Over the last few months, the United States Olympic men’s ice hockey team has taken American fans on quite a rollercoaster ride. Beginning with a controversial selection process which ruffled more than a few feathers, all the way through Saturday’s embarrassing effort against a very good Finnish team, this Olympic experience has a lot of people wondering where USA Hockey goes from here.
At The Big House in Ann Arbor, MI, on January 1st, the final Olympic roster was named following the Winter Classic. Therein lies another confusing decision: The U.S. Women’s team roster was named between periods of one of the most watched regular-season games of the year. The Men’s team waited until the game was over, as the 100,000+ freezing fans in attendance made their way to the exits and American TV audience got ready to change the channel. I’m not sure who made the programming decision to do this but it begs the question: Was it done intentionally to highlight the Women’s team? Or was USA Hockey aware they were about to reveal some unpopular decisions and were okay with downplaying the reveal? To me, this was the first big missed opportunity. You’ve got the undivided attention of the entire American hockey world, who are ready to be inspired to get behind this team, and you wait till they are reaching for remote.
Maybe USA Hockey was a little concerned about the roster they were about to release. Of course, several players were virtual locks: Zach Parise, Patrick Kane, Phil Kessel. There were a few raised eyebrows over the goaltenders: Ryan Miller, Jonathan Quick, and Jimmy Howard (possibly bring Ben Bishop?) But there were some serious questions about scorers who were going to be left at home: forwards Bobby Ryan, a member of the 2010 silver medal team, and Kyle Okposo, and defensemen Dustin Byfuglien, Keith Yandle, and ’10 vets Erik and Jack Johnson.
We were told his team would be fast, with some size up front, and the defensive pairings would be good in transition. They were, overall, a young group with speed who were “able to skate with anyone” in the tournament. Being “able to skate with anyone” sounds good in theory, but considering the firepower that everyone knew would be waiting on the benches of Canada, Sweden, and Russia, it left a little to be desired.
So the tournament got underway with pool play and Team USA fairly easily slipped past Zdeno Chára and Slovakia. That was followed by what could have been an all-time iconic USA Hockey moment, when T.J. Oshie (who most of America had never heard of before February 15th) beat Russia’s Sergei Bobrovsky on 4 out of 6 penalty shots to claim victory for Team USA. The Americans seemed to be unfazed by the emotional win, as they cruised by Slovenia to claim the #2 seed in the medal round tournament.
In the quaterfinals, USA squared off with a veteran-laden Czech Republic team, USA responded well and won easily. At 2:01 of the third period of that game, Phil Kessel scored the 5th goal of the night for the Americans. They would not score another goal for the rest of the tournament.

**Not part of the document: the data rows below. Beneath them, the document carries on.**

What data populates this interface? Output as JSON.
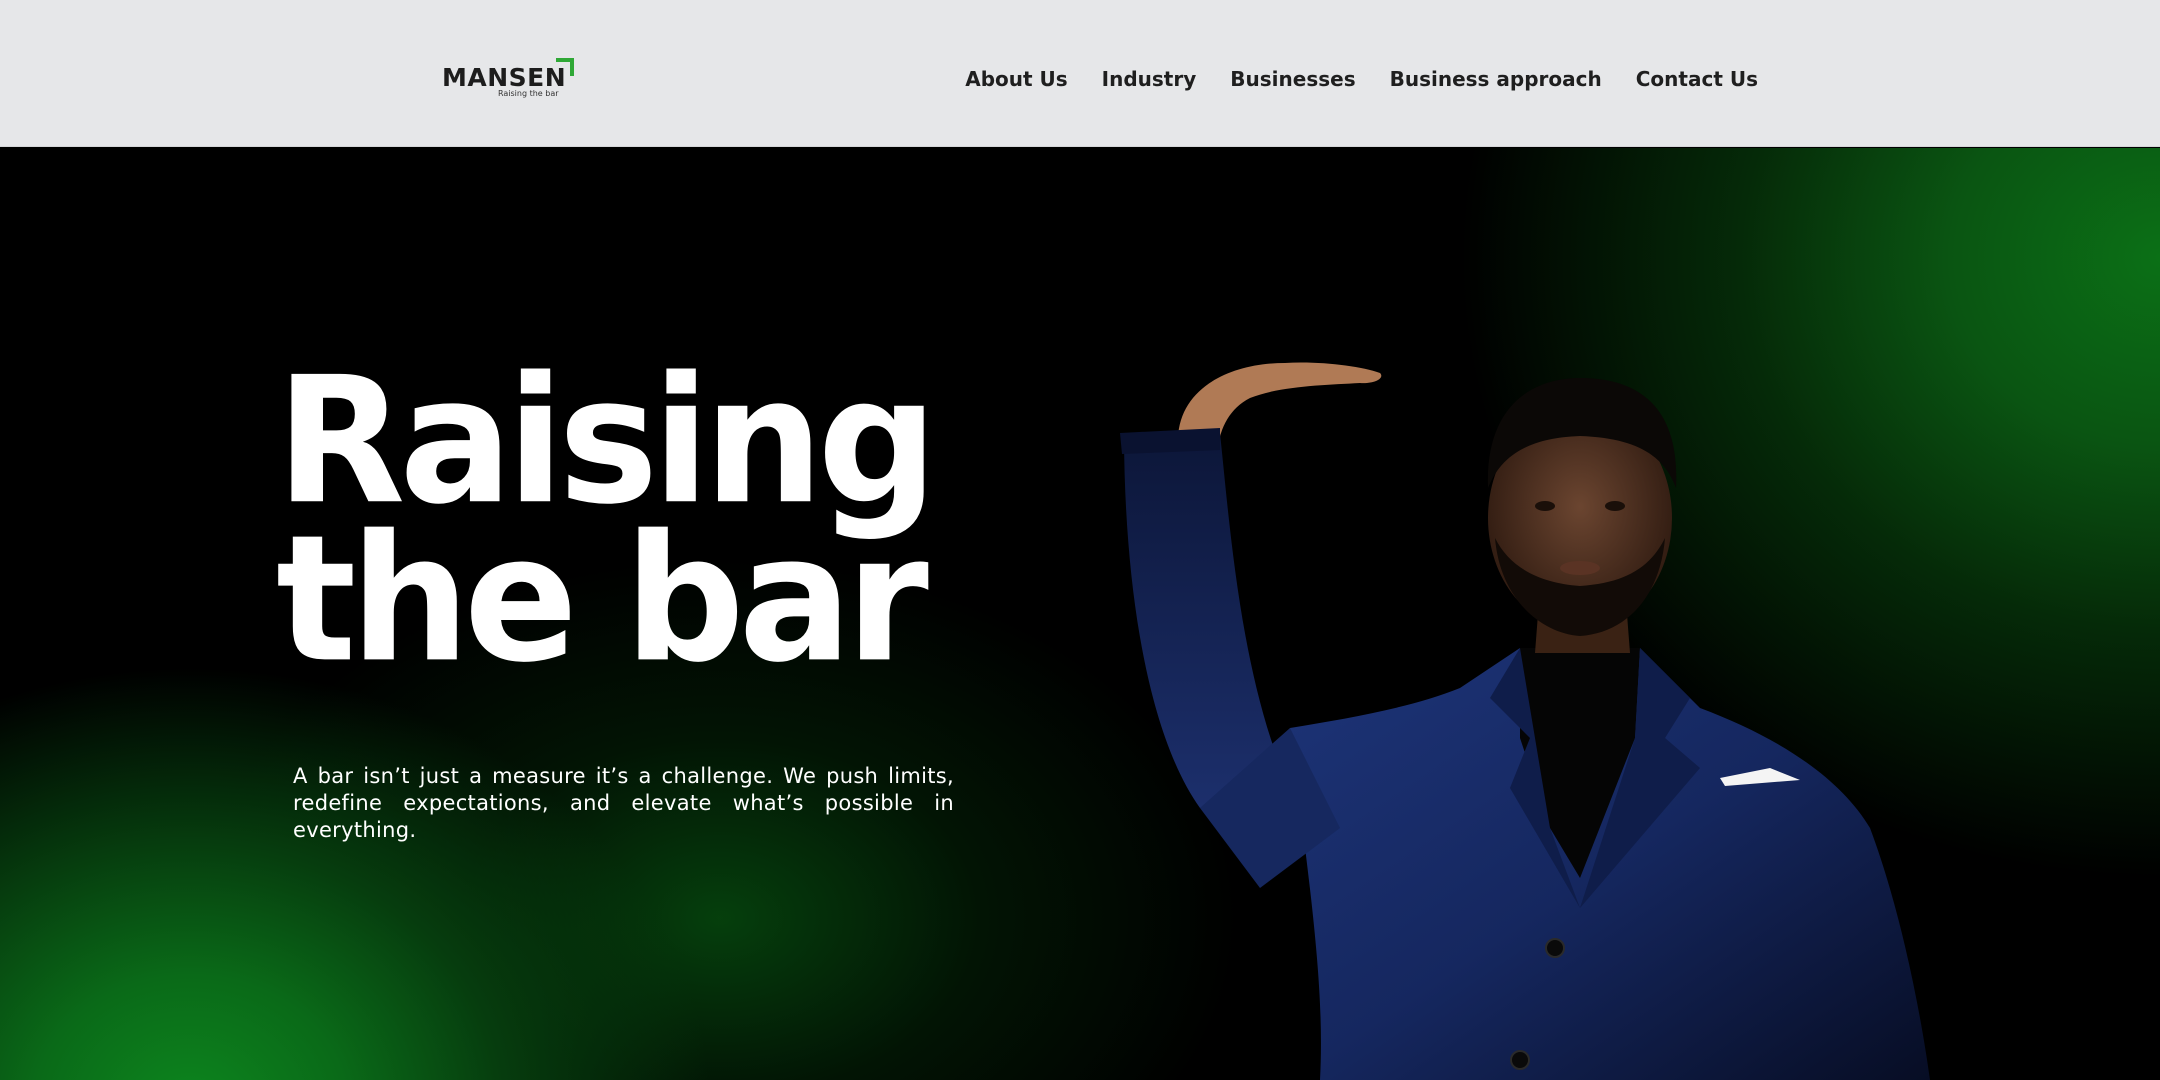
{
  "header": {
    "logo": {
      "word": "MANSEN",
      "tagline": "Raising the bar",
      "accent_color": "#2fa836"
    },
    "nav": [
      {
        "label": "About Us"
      },
      {
        "label": "Industry"
      },
      {
        "label": "Businesses"
      },
      {
        "label": "Business approach"
      },
      {
        "label": "Contact Us"
      }
    ]
  },
  "hero": {
    "headline_line1": "Raising",
    "headline_line2": "the bar",
    "intro": "A bar isn’t just a measure it’s a challenge. We push limits, redefine expectations, and elevate what’s possible in everything.",
    "image_icon": "man-in-suit-raising-hand-image",
    "colors": {
      "background": "#000000",
      "glow": "#0d861e",
      "suit": "#14245a"
    }
  }
}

In the semifinal game against Canada, only the superb play of Jonathan Quick kept the game from turning into a blowout. I agree with Cam Cole of the Vancouver Sun when he called it “the most lopsided 1-0 game ever.” As a result, Team USA would meet Finland in the bronze medal game the next day. I’m assuming that head coach Dan Bylsma must have told the team the wrong day or time for the bronze medal game, because they never showed up. A lackluster effort ended with Finland routing Team USA 5-0.
So what’s wrong with American hockey? And just as importantly, how does it get fixed?
First of all, Team USA didn’t seem to embrace the two-week long tournament. They shot out of the gate quickly, but didn’t really do much to get better as the Olympics progressed. They stagnated, and even took steps backward as the competition around them got more intense. Which lead to…
The biggest thing I noticed about this team was their own lack of confidence. Sure, Patrick Kane has swagger and Jonathan Quick has his moments of ego, but as a team, they feared Canada. (I’m leaving out the Finland game for now, since that was just ridiculous.) There was not a sense of equality even from the opening face-off. It seemed, to a man, they knew they were over-matched and played with such temerity that they never even gave themselves a chance to win.
Also, I should clarify: Canada deserved to win the gold medal. They improved with each game, played the best team hockey, and peaked in the last two games. They were head and shoulders above the rest of the world this time around…although, I was a little disappointed in Sweden’s gold medal game performance.
So, would Bobby Ryan or a couple of Johnsons have provided USA with a different outcome? I honestly don’t think it would have even made the difference of a single goal. This team skated fast and moved the puck around….okay, maybe they could have used more scoring ability. As much as it pains me to say, with all the 1980 Lake Placid “Miracle” references everywhere, it seemed that in the 2014 Olympic Games in Sochi, Russia, the one thing the United States men’s hockey team lacked most…..was heart.